Homeschool usually doesn't provide standardised tests. If you want your kid to follow a specific curriculum, for example the British curriculum, you'll need to arrange with local UK schools and colleges in Dubai that will let the child sit for standardised tests (Key Stage 1 and 2, IGCSEs/GCSEs, and A-Levels). This helps build the structure for their education, as it will help them gain entry into regular schools later on.

6. You can't mimic traditional school techniques

The point of homeschool is providing a self-designed curriculum based on your child's personal interests and learning style, with a mix of innovation. If they're studying marine life for Science, for instance, the rules of traditional schools don't apply. Parents can use a marine-themed video game as an educational resource, or take the learning lesson to an aquarium.

Guide To Homeschooling in Abu Dhabi For Parents

Homeschools in Abu Dhabi

Majority of accredited homeschool providers are found online, a very limited number of which have offices based in Abu Dhabi. It's not necessary to subscribe to a homeschool program that has an office presence in the emirate, as you will want to select a homeschool provider based on the quality of its education and not the distance.

Homeschool Global Abu Dhabi

Homeschool Global Middle East offers a home education program based on the US curriculum.

Location: Madinat Zayed, Abu Dhabi

Other accredited homeschool programs to consider:

  • Laurel Springs School
  • Clonlara School
  • Wolsey Hall Oxford

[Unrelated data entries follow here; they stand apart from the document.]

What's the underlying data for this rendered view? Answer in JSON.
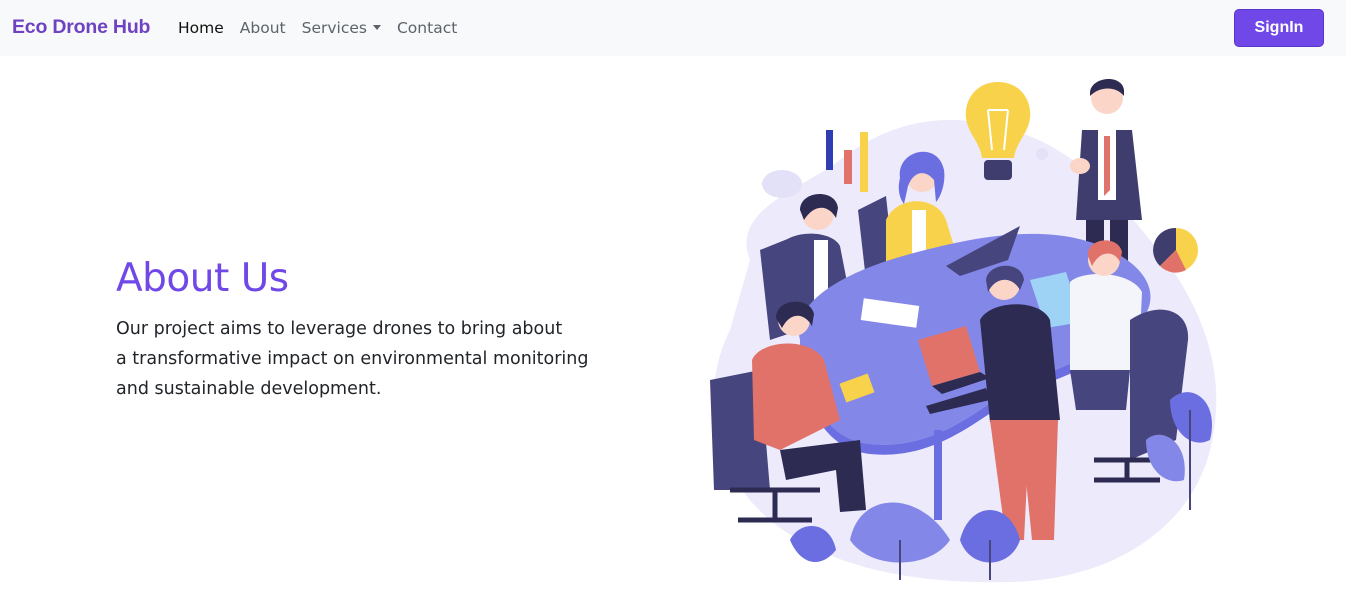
{
  "navbar": {
    "brand": "Eco Drone Hub",
    "links": [
      {
        "label": "Home",
        "active": true
      },
      {
        "label": "About",
        "active": false
      },
      {
        "label": "Services",
        "active": false,
        "dropdown": true
      },
      {
        "label": "Contact",
        "active": false
      }
    ],
    "signin_label": "SignIn"
  },
  "hero": {
    "title": "About Us",
    "lines": [
      "Our project aims to leverage drones to bring about",
      "a transformative impact on environmental monitoring",
      "and sustainable development."
    ]
  },
  "colors": {
    "brand": "#6f42c1",
    "accent": "#7048e8",
    "navbar_bg": "#f8f9fa",
    "illustration_table": "#8388e8",
    "illustration_dark": "#3f3d6e",
    "illustration_yellow": "#f9d24b",
    "illustration_coral": "#e0726a"
  },
  "illustration": {
    "icon": "team-meeting-illustration"
  }
}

Homeschool groups in Abu Dhabi

Abu Dhabi Homeschoolers Association (ADHA)


The Abu Dhabi HomeSchoolers Association consists of a group of more than 35 families living and homeschooling in Abu Dhabi. Over 80 homeschool children from Canada, Australia, the United States, the United Kingdom, Mexico, United Arab Emirates, India, and more study from pre-school to highschool and come from varying backgrounds and faiths. The families are a mix of parents who have long been homeschool teachers, while others have started homeschooling recently.

Families size has varied from one child to five children. Some homeschool only one or two of their children while their others attend traditional school.

ADHSA's activities include:

  • Providing informal advice about homeschooling
  • Offer homeschooling support
  • Promote interaction between its members by organising informal gatherings and activities
  • Host monthly parents' meeting is hosted by the group to have workshops, discuss learning opportunities, and plan future field trips for the children at least twice a year
  • Establishing community service opportunities for our homeschool teens
  • Foster the development of special interest groups and clubs, such as book club, drama club, and the newly emerging field trip club, among others
  • Sustaining a small library for ADHSA children